Scan the records below and copy every line that contains the string "background".

Data about app and page elements:

:::

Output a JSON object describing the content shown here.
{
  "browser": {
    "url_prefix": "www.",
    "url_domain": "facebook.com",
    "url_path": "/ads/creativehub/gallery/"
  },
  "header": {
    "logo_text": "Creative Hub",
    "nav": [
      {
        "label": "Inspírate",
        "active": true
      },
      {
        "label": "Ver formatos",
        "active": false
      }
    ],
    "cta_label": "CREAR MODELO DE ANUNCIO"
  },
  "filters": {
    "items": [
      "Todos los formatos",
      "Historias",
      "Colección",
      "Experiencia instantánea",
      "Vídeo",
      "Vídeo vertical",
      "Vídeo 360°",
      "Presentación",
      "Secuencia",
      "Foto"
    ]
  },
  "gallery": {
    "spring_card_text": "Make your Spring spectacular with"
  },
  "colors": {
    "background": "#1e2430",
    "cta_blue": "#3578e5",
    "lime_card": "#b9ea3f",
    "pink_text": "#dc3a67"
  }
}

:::

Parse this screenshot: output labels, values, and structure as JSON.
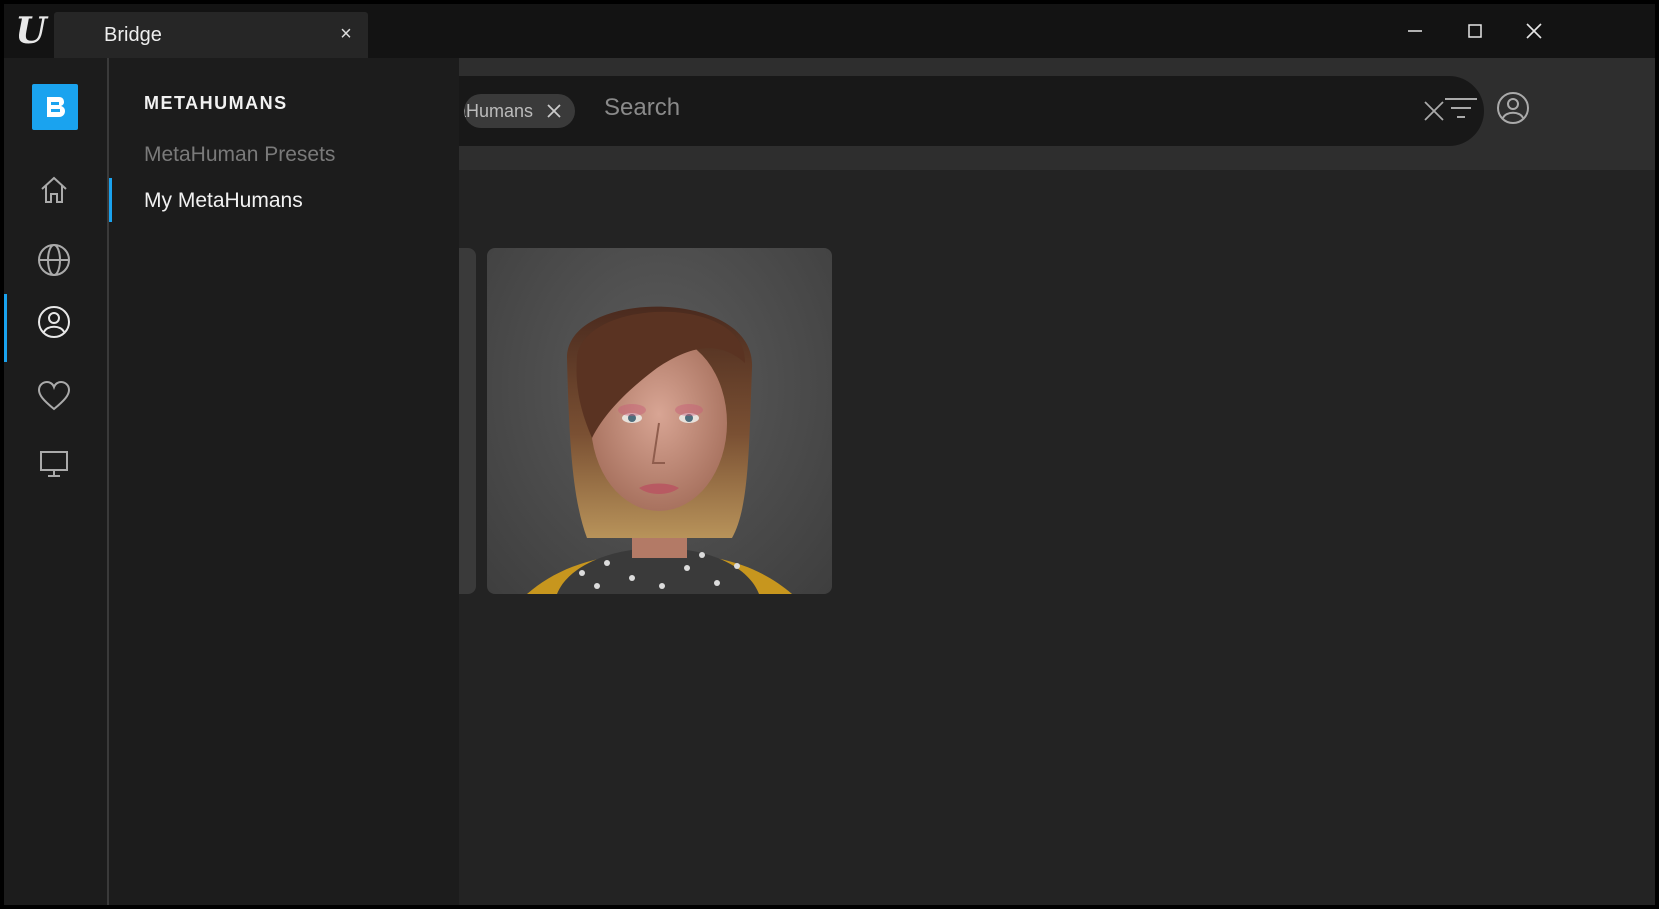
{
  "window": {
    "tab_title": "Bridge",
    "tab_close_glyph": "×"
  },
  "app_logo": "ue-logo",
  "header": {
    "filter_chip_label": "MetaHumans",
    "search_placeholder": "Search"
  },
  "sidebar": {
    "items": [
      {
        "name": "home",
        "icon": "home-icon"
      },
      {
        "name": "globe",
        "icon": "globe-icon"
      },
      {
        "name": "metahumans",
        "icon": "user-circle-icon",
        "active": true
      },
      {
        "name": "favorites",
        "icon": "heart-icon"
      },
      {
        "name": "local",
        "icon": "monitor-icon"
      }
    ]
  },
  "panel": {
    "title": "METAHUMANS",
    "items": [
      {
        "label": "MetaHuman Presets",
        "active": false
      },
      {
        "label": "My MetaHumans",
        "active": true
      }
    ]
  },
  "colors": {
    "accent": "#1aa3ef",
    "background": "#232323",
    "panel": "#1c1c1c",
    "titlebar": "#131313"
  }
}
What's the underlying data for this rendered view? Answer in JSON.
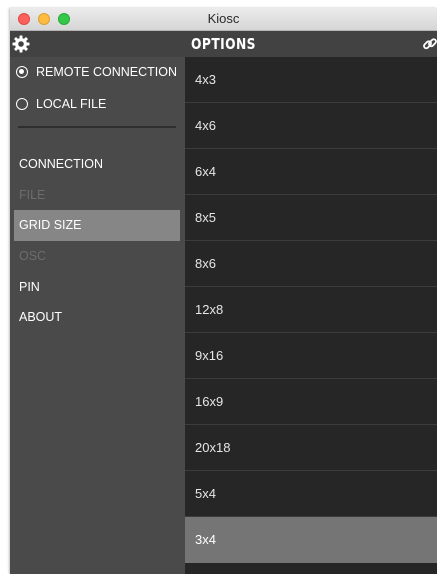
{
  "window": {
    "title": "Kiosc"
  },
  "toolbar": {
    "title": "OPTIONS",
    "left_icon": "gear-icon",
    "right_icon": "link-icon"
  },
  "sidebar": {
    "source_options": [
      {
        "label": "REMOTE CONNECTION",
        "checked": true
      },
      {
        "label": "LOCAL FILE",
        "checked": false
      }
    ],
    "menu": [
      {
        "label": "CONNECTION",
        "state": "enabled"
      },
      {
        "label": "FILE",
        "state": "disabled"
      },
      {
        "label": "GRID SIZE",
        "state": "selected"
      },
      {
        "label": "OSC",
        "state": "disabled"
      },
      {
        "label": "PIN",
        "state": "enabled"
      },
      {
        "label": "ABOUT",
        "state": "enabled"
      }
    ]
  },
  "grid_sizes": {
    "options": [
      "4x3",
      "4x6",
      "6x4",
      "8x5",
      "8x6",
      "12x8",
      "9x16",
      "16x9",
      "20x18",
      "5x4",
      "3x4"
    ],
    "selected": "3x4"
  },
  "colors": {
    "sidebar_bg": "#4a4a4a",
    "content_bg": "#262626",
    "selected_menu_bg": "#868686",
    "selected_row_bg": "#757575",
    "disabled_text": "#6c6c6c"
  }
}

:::

## Solution
    "background": "#1e2430",
    "background": "#232323",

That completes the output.